Wait, what? Their faces are covered for good reason? This was a Shi’a (Iranian roots) militia marching in a public parade in Baghdad after we took over their country. In his keywords, Nelson used military and war terms and was careful not to use the word “burka,” Muslim women, oppression,or anything else inflammatory. It is in no way representative of women without political rights. It’s a con job and one that is designed to inspire fear.

Yet the picture has been used in the Dr. Michael Brown context 80 times since. His clever poster is just the latest.

And so I ask, where is journalism in any of this? Why is Snopes the only website dedicated to sniffing out these frauds? Culture is being torn apart by lies, and our only worry is who’s going to pay for “journalism” in the future.

Shame on us!

Free Range Content Consumption

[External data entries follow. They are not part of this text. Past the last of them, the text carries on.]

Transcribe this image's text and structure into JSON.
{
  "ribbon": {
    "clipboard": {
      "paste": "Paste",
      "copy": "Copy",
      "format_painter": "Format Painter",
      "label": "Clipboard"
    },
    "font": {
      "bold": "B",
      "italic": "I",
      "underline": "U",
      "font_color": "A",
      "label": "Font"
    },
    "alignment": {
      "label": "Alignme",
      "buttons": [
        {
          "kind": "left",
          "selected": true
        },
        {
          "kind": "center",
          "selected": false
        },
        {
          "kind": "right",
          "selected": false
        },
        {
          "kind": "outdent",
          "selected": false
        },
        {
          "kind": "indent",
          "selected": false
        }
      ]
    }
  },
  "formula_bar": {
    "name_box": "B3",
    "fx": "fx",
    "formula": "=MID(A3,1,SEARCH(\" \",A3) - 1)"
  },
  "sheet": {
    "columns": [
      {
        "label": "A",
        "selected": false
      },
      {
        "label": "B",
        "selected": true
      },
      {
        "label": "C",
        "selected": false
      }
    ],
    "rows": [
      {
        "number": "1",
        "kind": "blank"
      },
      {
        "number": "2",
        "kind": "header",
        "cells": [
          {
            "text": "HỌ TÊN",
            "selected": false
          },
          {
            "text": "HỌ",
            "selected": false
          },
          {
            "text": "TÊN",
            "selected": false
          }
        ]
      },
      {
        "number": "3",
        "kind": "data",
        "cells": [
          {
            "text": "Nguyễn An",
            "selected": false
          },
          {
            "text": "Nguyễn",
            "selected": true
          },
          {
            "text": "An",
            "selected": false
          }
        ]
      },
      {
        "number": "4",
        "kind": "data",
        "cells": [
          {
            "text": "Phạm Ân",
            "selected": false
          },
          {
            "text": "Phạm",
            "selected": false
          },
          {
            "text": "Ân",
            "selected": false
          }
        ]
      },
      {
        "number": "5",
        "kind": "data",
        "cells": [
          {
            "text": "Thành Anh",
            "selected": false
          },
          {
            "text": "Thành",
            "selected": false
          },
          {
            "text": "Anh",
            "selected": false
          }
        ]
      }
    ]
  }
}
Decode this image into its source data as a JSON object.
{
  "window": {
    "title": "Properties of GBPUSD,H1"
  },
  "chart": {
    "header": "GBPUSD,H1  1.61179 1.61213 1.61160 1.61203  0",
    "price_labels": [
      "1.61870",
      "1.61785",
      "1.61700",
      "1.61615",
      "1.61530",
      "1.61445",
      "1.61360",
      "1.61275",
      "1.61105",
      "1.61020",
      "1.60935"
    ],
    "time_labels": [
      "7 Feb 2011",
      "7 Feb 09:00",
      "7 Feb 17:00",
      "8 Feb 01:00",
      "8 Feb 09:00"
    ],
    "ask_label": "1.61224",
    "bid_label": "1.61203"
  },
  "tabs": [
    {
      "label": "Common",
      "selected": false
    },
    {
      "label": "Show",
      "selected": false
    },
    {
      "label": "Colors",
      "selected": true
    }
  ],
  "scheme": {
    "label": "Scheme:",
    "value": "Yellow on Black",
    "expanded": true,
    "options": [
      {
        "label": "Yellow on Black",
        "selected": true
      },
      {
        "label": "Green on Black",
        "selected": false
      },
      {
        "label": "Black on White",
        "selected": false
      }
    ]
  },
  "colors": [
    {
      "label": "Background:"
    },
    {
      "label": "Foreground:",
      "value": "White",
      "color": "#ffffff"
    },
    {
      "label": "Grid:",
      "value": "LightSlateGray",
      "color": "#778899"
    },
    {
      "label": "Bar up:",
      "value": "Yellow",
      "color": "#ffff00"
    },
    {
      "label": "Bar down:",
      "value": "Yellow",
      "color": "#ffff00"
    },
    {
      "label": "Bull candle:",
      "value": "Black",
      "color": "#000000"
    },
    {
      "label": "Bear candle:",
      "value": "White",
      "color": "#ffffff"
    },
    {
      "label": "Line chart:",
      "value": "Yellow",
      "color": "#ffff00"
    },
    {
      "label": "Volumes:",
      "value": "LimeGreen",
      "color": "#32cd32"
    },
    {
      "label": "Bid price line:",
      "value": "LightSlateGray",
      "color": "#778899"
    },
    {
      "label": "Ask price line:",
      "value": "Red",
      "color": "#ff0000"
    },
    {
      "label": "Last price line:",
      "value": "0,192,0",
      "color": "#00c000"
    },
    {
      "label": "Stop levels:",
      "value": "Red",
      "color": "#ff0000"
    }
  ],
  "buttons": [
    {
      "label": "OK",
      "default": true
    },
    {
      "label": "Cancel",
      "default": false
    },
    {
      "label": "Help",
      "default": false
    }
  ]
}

flytvsmHere is the latest in my ongoing series of essays, Local Media in a Postmodern World.

Free Range Content

Facebook’s wish to put media content inside its own application is potentially self-destructive to those providing the content. Moreover, for Facebook, it smacks of the days of AOL. All of this would be irrelevant, if media could bring itself to release its content into the wild of the Net, but that appears more and more to be an impossible task.

To media companies, their competition is and always has been other media, which is an absurd proposition online. When a TV station, for example, behaves online only as it does in the linear world, it has already lost in the battle for relevance.

The power of personal media

I had the good fortune of spending a few minutes today with Amy Wood, the social media pioneering TV News anchor from Spartanburg, South Carolina (WSPA-TV). Amy has an enormous following online and was a very early practitioner of personal branding. Far more people in the market follow Amy than the TV station she works for, which is the point of working social media as a single entity over a “brand.” Her father recently passed away, and the outpouring of love she experienced online was absolutely overwhelming. Enjoy the next 16 minutes and learn a few of Amy’s secrets to success.